Sierra-Angoon also argues that logging on Shee Atika's land has spillover effects on public land on Admiralty Island. This, Sierra-Angoon argues, constitutes "use" of the public land, thus requiring a subsistence study under ANILCA Sec. 810. We do not reach the issue whether Title VIII places any restrictions on Shee Atika's ability to harvest timber. We agree with the district court that Sierra-Angoon failed to meet its burden of showing irreparable harm from the effects of this years timber harvest (400 acres).
Accordingly, the order granting the preliminary injunction must be vacated. We hereby REVERSE and REMAND to the district court for a final determination of the triable issues of fact presented by the parties.
Jurisdiction is founded upon 28 U.S.C. § 1292(a) (1) which confers appellate jurisdiction with respect to "interlocutory orders of the district courts of the United States ... granting, continuing, modifying, refusing or dissolving injunctions ...." An interlocutory appeal lies with respect to an order granting an injunction. 28 U.S.C. § 1292(a) (1)
Shee Atika did not participate in the financial part of the ANCSA settlement. Therefore the only asset transferred to it in satisfaction of its aboriginal claims was its portion of the authorized land conveyance
These suits were subsequently consolidated
The congressional compromise disposed of the aforementioned lawsuit

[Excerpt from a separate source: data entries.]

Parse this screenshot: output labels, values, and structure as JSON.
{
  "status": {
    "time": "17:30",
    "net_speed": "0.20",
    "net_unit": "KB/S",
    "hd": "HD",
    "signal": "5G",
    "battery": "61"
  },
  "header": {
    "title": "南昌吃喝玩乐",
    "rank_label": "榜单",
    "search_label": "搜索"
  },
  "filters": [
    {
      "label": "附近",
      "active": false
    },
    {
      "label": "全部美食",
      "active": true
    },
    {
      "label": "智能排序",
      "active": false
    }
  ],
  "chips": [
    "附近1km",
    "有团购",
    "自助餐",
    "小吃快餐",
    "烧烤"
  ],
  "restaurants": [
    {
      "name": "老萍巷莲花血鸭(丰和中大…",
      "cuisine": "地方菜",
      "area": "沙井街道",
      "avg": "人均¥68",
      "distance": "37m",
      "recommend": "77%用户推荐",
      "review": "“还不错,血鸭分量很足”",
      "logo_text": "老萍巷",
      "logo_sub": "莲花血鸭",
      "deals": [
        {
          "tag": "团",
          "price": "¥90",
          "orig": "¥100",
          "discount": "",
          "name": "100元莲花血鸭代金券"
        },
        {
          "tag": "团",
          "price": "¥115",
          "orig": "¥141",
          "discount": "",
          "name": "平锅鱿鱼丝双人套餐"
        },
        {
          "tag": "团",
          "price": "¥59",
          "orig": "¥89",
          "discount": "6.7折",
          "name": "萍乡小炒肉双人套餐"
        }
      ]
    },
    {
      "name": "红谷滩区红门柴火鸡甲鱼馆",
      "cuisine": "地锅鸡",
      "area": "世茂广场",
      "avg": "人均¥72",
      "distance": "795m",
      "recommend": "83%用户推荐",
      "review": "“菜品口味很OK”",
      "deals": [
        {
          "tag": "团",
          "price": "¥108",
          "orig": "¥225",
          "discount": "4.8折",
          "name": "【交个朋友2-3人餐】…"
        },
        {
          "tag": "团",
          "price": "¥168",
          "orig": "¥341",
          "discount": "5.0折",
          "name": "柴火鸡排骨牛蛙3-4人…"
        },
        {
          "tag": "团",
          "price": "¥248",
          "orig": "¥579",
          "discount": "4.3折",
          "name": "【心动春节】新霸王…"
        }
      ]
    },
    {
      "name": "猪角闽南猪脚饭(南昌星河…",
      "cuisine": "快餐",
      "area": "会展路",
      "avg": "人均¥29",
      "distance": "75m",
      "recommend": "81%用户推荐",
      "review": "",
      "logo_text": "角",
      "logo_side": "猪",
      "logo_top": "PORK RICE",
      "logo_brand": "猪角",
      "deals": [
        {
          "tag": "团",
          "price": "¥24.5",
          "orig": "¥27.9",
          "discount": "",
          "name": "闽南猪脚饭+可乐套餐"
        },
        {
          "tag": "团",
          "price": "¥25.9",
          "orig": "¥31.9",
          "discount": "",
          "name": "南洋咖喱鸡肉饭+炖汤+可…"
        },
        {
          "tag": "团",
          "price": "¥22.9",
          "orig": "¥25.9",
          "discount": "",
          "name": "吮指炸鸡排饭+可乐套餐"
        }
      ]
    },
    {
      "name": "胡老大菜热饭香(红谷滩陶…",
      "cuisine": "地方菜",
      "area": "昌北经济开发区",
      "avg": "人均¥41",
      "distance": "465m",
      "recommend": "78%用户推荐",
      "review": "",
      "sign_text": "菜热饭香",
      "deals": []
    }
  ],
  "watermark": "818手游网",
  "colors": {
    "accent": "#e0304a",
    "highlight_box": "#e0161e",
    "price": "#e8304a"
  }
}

Section 103 is not the only instance in which Congress was very careful about specifically indicating that private lands are not to be restricted by virtue of their location within the boundaries of a conservation system unit. In other instances where Congress has wanted to affect private lands that fall within the boundaries of a conservation unit, it has used the expression "within the boundaries of the Monuments" and has made clear its intent to affect private lands. For example, see section 22(g) of ANCSA, 43 U.S.C. § 1621(g) regarding "lands lying within the boundaries of a National Wildlife Refuge ...," and section 906(o) of ANILCA, Pub. L. 96-487, 1980 U.S.Code Cong. & Admin.News 5234